**** RECORDS SUPPLIED

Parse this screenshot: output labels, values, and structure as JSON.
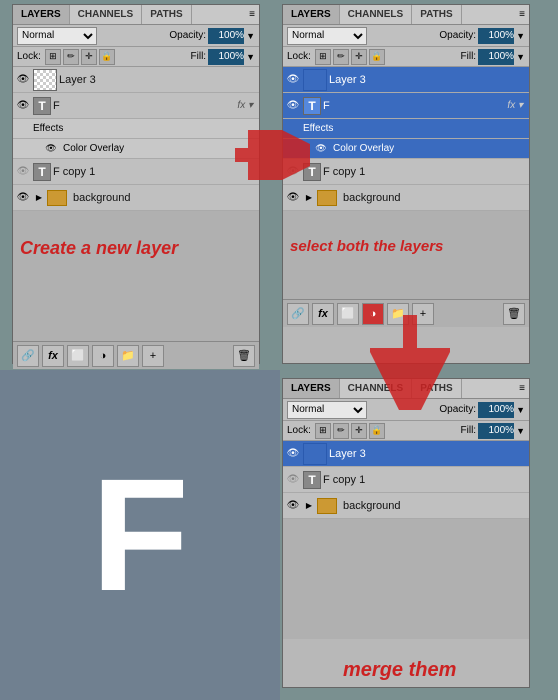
{
  "panels": {
    "top_left": {
      "tabs": [
        "LAYERS",
        "CHANNELS",
        "PATHS"
      ],
      "active_tab": "LAYERS",
      "blend_mode": "Normal",
      "opacity_label": "Opacity:",
      "opacity_value": "100%",
      "lock_label": "Lock:",
      "fill_label": "Fill:",
      "fill_value": "100%",
      "layers": [
        {
          "id": "layer3",
          "name": "Layer 3",
          "type": "normal",
          "visible": true,
          "selected": false
        },
        {
          "id": "f_text",
          "name": "F",
          "type": "text",
          "visible": true,
          "selected": false,
          "has_fx": true,
          "fx_label": "fx",
          "effects_label": "Effects",
          "sub_effect": "Color Overlay"
        },
        {
          "id": "f_copy1",
          "name": "F copy 1",
          "type": "text",
          "visible": false,
          "selected": false
        },
        {
          "id": "background",
          "name": "background",
          "type": "folder",
          "visible": true,
          "selected": false
        }
      ],
      "footer_icons": [
        "link",
        "fx",
        "mask",
        "gradient",
        "folder",
        "trash"
      ]
    },
    "top_right": {
      "tabs": [
        "LAYERS",
        "CHANNELS",
        "PATHS"
      ],
      "active_tab": "LAYERS",
      "blend_mode": "Normal",
      "opacity_label": "Opacity:",
      "opacity_value": "100%",
      "lock_label": "Lock:",
      "fill_label": "Fill:",
      "fill_value": "100%",
      "layers": [
        {
          "id": "layer3",
          "name": "Layer 3",
          "type": "normal",
          "visible": true,
          "selected": true
        },
        {
          "id": "f_text",
          "name": "F",
          "type": "text",
          "visible": true,
          "selected": true,
          "has_fx": true,
          "fx_label": "fx",
          "effects_label": "Effects",
          "sub_effect": "Color Overlay"
        },
        {
          "id": "f_copy1",
          "name": "F copy 1",
          "type": "text",
          "visible": false,
          "selected": false
        },
        {
          "id": "background",
          "name": "background",
          "type": "folder",
          "visible": true,
          "selected": false
        }
      ],
      "footer_icons": [
        "link",
        "fx",
        "mask",
        "gradient",
        "folder",
        "trash"
      ]
    },
    "bottom_right": {
      "tabs": [
        "LAYERS",
        "CHANNELS",
        "PATHS"
      ],
      "active_tab": "LAYERS",
      "blend_mode": "Normal",
      "opacity_label": "Opacity:",
      "opacity_value": "100%",
      "lock_label": "Lock:",
      "fill_label": "Fill:",
      "fill_value": "100%",
      "layers": [
        {
          "id": "layer3",
          "name": "Layer 3",
          "type": "normal",
          "visible": true,
          "selected": true
        },
        {
          "id": "f_copy1",
          "name": "F copy 1",
          "type": "text",
          "visible": false,
          "selected": false
        },
        {
          "id": "background",
          "name": "background",
          "type": "folder",
          "visible": true,
          "selected": false
        }
      ]
    }
  },
  "instructions": {
    "top_left": "Create a new layer",
    "top_right": "select both the layers",
    "bottom_right": "merge them"
  },
  "icons": {
    "eye": "👁",
    "link": "🔗",
    "fx": "ƒx",
    "text_t": "T",
    "menu": "≡",
    "trash": "🗑",
    "folder": "📁",
    "arrow_right": "▶",
    "collapse": "▶"
  }
}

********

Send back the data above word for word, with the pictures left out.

Parse this screenshot: output labels, values, and structure as JSON.
{
  "panels": {
    "top_left": {
      "tabs": [
        "LAYERS",
        "CHANNELS",
        "PATHS"
      ],
      "active_tab": "LAYERS",
      "blend_mode": "Normal",
      "opacity_label": "Opacity:",
      "opacity_value": "100%",
      "lock_label": "Lock:",
      "fill_label": "Fill:",
      "fill_value": "100%",
      "layers": [
        {
          "id": "layer3",
          "name": "Layer 3",
          "type": "normal",
          "visible": true,
          "selected": false
        },
        {
          "id": "f_text",
          "name": "F",
          "type": "text",
          "visible": true,
          "selected": false,
          "has_fx": true,
          "fx_label": "fx",
          "effects_label": "Effects",
          "sub_effect": "Color Overlay"
        },
        {
          "id": "f_copy1",
          "name": "F copy 1",
          "type": "text",
          "visible": false,
          "selected": false
        },
        {
          "id": "background",
          "name": "background",
          "type": "folder",
          "visible": true,
          "selected": false
        }
      ],
      "footer_icons": [
        "link",
        "fx",
        "mask",
        "gradient",
        "folder",
        "trash"
      ]
    },
    "top_right": {
      "tabs": [
        "LAYERS",
        "CHANNELS",
        "PATHS"
      ],
      "active_tab": "LAYERS",
      "blend_mode": "Normal",
      "opacity_label": "Opacity:",
      "opacity_value": "100%",
      "lock_label": "Lock:",
      "fill_label": "Fill:",
      "fill_value": "100%",
      "layers": [
        {
          "id": "layer3",
          "name": "Layer 3",
          "type": "normal",
          "visible": true,
          "selected": true
        },
        {
          "id": "f_text",
          "name": "F",
          "type": "text",
          "visible": true,
          "selected": true,
          "has_fx": true,
          "fx_label": "fx",
          "effects_label": "Effects",
          "sub_effect": "Color Overlay"
        },
        {
          "id": "f_copy1",
          "name": "F copy 1",
          "type": "text",
          "visible": false,
          "selected": false
        },
        {
          "id": "background",
          "name": "background",
          "type": "folder",
          "visible": true,
          "selected": false
        }
      ],
      "footer_icons": [
        "link",
        "fx",
        "mask",
        "gradient",
        "folder",
        "trash"
      ]
    },
    "bottom_right": {
      "tabs": [
        "LAYERS",
        "CHANNELS",
        "PATHS"
      ],
      "active_tab": "LAYERS",
      "blend_mode": "Normal",
      "opacity_label": "Opacity:",
      "opacity_value": "100%",
      "lock_label": "Lock:",
      "fill_label": "Fill:",
      "fill_value": "100%",
      "layers": [
        {
          "id": "layer3",
          "name": "Layer 3",
          "type": "normal",
          "visible": true,
          "selected": true
        },
        {
          "id": "f_copy1",
          "name": "F copy 1",
          "type": "text",
          "visible": false,
          "selected": false
        },
        {
          "id": "background",
          "name": "background",
          "type": "folder",
          "visible": true,
          "selected": false
        }
      ]
    }
  },
  "instructions": {
    "top_left": "Create a new layer",
    "top_right": "select both the layers",
    "bottom_right": "merge them"
  },
  "icons": {
    "eye": "👁",
    "link": "🔗",
    "fx": "ƒx",
    "text_t": "T",
    "menu": "≡",
    "trash": "🗑",
    "folder": "📁",
    "arrow_right": "▶",
    "collapse": "▶"
  }
}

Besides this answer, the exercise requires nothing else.